Four major types of religious authority, usually combined in some way, are found in the world's religions. In most cases, tradition itself is regarded as authoritative. Religions tend to appeal to a more remote past, the true tradition, especially when current authorities are being challenged. In only a few religions, however, is tradition regarded as the major source of authority. A second source of authority is the world of nature, used as a model for human behavior and often thought to set limits for humans. While some appeal to nature is common, again only a few religions regard it as the major religious authority.

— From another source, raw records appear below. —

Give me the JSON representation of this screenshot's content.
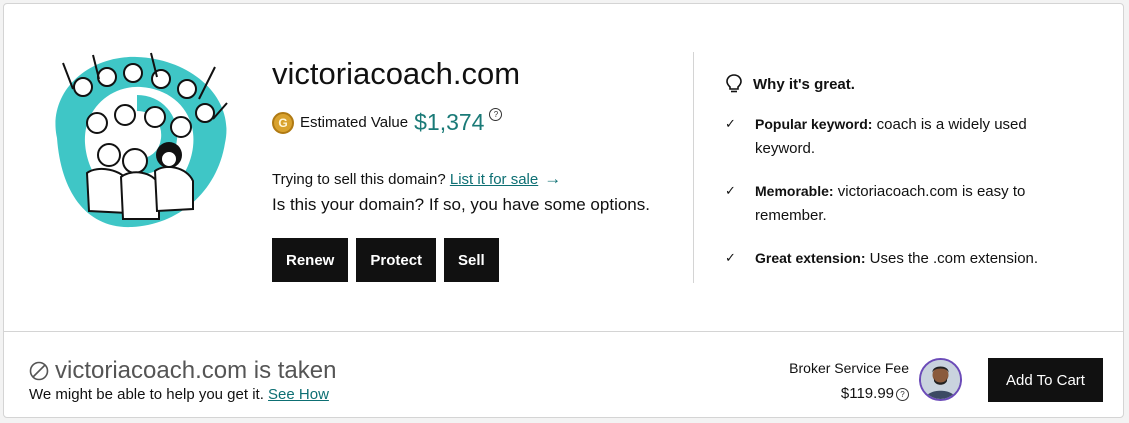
{
  "domain": {
    "name": "victoriacoach.com",
    "coin_letter": "G",
    "estimated_value_label": "Estimated Value",
    "estimated_value": "$1,374",
    "info_icon": "question-circle-icon",
    "sell_prompt": "Trying to sell this domain?",
    "list_link": "List it for sale",
    "owner_prompt": "Is this your domain? If so, you have some options."
  },
  "actions": {
    "renew": "Renew",
    "protect": "Protect",
    "sell": "Sell"
  },
  "why": {
    "heading": "Why it's great.",
    "features": [
      {
        "title": "Popular keyword:",
        "text": "coach is a widely used keyword."
      },
      {
        "title": "Memorable:",
        "text": "victoriacoach.com is easy to remember."
      },
      {
        "title": "Great extension:",
        "text": "Uses the .com extension."
      }
    ]
  },
  "broker": {
    "taken_text": "victoriacoach.com is taken",
    "help_text": "We might be able to help you get it.",
    "see_how": "See How",
    "fee_label": "Broker Service Fee",
    "fee_price": "$119.99",
    "add_to_cart": "Add To Cart"
  },
  "colors": {
    "accent_teal": "#1a7a77",
    "link_teal": "#0d6f73",
    "illustration_teal": "#3fc6c6",
    "button_black": "#111111"
  }
}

Against that background of appeal to tradition or nature, texts, both oral and written, and often regarded as revealed, vie with people for the status of highest or final authority. The authority accorded to texts varies greatly, but they are always important, regarded as repositories of wisdom from ancient times, trustworthy because they represent sacred wisdom from long ago. According to many religions, the sacred text should always be more authoritative than any reader of that text; that is to say, the readers should submit to the authority of the text, not the other way around. However, the problem with texts is that they cannot function in an unmediated fashion, directly transmitting their contents. They have to be understood and made relevant for contemporary people by contemporary readers, which means that people interpreting the texts can have equal, or even greater, authority than the texts on which a religion bases itself, no matter what that religion may assert about the superior authority of texts. Other religions do not trust a text, by itself, to give clear guidance and rely more on learned or realized human beings who have experienced the text's meaning for reliable authority. Thus, at least to scholars of religion, it is clear that the people who receive and interpret texts, are, in fact, the most important sources of religious authority, though few religions openly declare that to be the case.
Was this article helpful?